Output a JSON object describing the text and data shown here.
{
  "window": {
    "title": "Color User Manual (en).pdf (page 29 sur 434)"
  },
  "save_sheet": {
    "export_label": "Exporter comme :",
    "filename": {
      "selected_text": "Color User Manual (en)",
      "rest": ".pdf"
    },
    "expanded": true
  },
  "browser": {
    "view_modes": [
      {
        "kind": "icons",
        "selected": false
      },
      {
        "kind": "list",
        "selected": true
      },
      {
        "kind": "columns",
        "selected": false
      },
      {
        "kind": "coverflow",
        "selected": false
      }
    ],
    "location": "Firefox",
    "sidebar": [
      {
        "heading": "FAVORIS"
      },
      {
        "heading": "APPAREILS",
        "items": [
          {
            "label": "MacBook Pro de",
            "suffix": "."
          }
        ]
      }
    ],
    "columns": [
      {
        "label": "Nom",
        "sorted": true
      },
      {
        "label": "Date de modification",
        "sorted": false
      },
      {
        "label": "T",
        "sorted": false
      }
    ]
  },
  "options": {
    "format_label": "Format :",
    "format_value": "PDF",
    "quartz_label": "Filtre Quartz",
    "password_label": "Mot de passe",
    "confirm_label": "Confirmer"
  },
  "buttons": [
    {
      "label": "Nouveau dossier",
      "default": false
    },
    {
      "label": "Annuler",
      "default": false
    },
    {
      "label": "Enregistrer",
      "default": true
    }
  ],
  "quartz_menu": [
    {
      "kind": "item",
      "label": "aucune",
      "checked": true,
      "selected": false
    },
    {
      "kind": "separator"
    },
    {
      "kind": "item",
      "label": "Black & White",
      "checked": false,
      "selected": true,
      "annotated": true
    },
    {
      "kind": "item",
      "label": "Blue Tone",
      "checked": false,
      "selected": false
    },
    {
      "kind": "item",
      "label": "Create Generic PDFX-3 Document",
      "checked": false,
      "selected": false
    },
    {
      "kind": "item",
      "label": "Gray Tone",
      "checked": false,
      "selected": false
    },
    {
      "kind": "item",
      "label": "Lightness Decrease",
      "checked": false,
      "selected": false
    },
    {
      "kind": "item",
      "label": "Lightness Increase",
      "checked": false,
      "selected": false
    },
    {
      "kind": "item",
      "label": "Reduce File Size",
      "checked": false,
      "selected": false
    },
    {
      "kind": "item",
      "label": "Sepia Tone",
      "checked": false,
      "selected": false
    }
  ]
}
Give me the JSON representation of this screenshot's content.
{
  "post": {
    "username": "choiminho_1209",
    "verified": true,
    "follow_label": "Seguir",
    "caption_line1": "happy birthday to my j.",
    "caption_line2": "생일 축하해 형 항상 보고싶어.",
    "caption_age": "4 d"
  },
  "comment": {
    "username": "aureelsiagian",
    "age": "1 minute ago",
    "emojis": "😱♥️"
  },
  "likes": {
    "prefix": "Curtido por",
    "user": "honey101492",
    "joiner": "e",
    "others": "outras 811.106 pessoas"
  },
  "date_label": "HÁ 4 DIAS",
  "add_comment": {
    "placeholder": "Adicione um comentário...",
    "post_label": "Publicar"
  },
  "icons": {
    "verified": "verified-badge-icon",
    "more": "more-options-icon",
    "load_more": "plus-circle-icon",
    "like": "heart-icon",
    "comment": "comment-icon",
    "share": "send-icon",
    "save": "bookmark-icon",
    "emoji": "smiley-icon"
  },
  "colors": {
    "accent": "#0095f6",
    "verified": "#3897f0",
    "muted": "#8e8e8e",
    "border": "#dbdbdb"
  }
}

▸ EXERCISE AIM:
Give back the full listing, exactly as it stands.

▸ EXERCISE ANSWER:
Output a JSON object describing the text and data shown here.
{
  "window": {
    "title": "Color User Manual (en).pdf (page 29 sur 434)"
  },
  "save_sheet": {
    "export_label": "Exporter comme :",
    "filename": {
      "selected_text": "Color User Manual (en)",
      "rest": ".pdf"
    },
    "expanded": true
  },
  "browser": {
    "view_modes": [
      {
        "kind": "icons",
        "selected": false
      },
      {
        "kind": "list",
        "selected": true
      },
      {
        "kind": "columns",
        "selected": false
      },
      {
        "kind": "coverflow",
        "selected": false
      }
    ],
    "location": "Firefox",
    "sidebar": [
      {
        "heading": "FAVORIS"
      },
      {
        "heading": "APPAREILS",
        "items": [
          {
            "label": "MacBook Pro de",
            "suffix": "."
          }
        ]
      }
    ],
    "columns": [
      {
        "label": "Nom",
        "sorted": true
      },
      {
        "label": "Date de modification",
        "sorted": false
      },
      {
        "label": "T",
        "sorted": false
      }
    ]
  },
  "options": {
    "format_label": "Format :",
    "format_value": "PDF",
    "quartz_label": "Filtre Quartz",
    "password_label": "Mot de passe",
    "confirm_label": "Confirmer"
  },
  "buttons": [
    {
      "label": "Nouveau dossier",
      "default": false
    },
    {
      "label": "Annuler",
      "default": false
    },
    {
      "label": "Enregistrer",
      "default": true
    }
  ],
  "quartz_menu": [
    {
      "kind": "item",
      "label": "aucune",
      "checked": true,
      "selected": false
    },
    {
      "kind": "separator"
    },
    {
      "kind": "item",
      "label": "Black & White",
      "checked": false,
      "selected": true,
      "annotated": true
    },
    {
      "kind": "item",
      "label": "Blue Tone",
      "checked": false,
      "selected": false
    },
    {
      "kind": "item",
      "label": "Create Generic PDFX-3 Document",
      "checked": false,
      "selected": false
    },
    {
      "kind": "item",
      "label": "Gray Tone",
      "checked": false,
      "selected": false
    },
    {
      "kind": "item",
      "label": "Lightness Decrease",
      "checked": false,
      "selected": false
    },
    {
      "kind": "item",
      "label": "Lightness Increase",
      "checked": false,
      "selected": false
    },
    {
      "kind": "item",
      "label": "Reduce File Size",
      "checked": false,
      "selected": false
    },
    {
      "kind": "item",
      "label": "Sepia Tone",
      "checked": false,
      "selected": false
    }
  ]
}
Give me the JSON representation of this screenshot's content.
{
  "post": {
    "username": "choiminho_1209",
    "verified": true,
    "follow_label": "Seguir",
    "caption_line1": "happy birthday to my j.",
    "caption_line2": "생일 축하해 형 항상 보고싶어.",
    "caption_age": "4 d"
  },
  "comment": {
    "username": "aureelsiagian",
    "age": "1 minute ago",
    "emojis": "😱♥️"
  },
  "likes": {
    "prefix": "Curtido por",
    "user": "honey101492",
    "joiner": "e",
    "others": "outras 811.106 pessoas"
  },
  "date_label": "HÁ 4 DIAS",
  "add_comment": {
    "placeholder": "Adicione um comentário...",
    "post_label": "Publicar"
  },
  "icons": {
    "verified": "verified-badge-icon",
    "more": "more-options-icon",
    "load_more": "plus-circle-icon",
    "like": "heart-icon",
    "comment": "comment-icon",
    "share": "send-icon",
    "save": "bookmark-icon",
    "emoji": "smiley-icon"
  },
  "colors": {
    "accent": "#0095f6",
    "verified": "#3897f0",
    "muted": "#8e8e8e",
    "border": "#dbdbdb"
  }
}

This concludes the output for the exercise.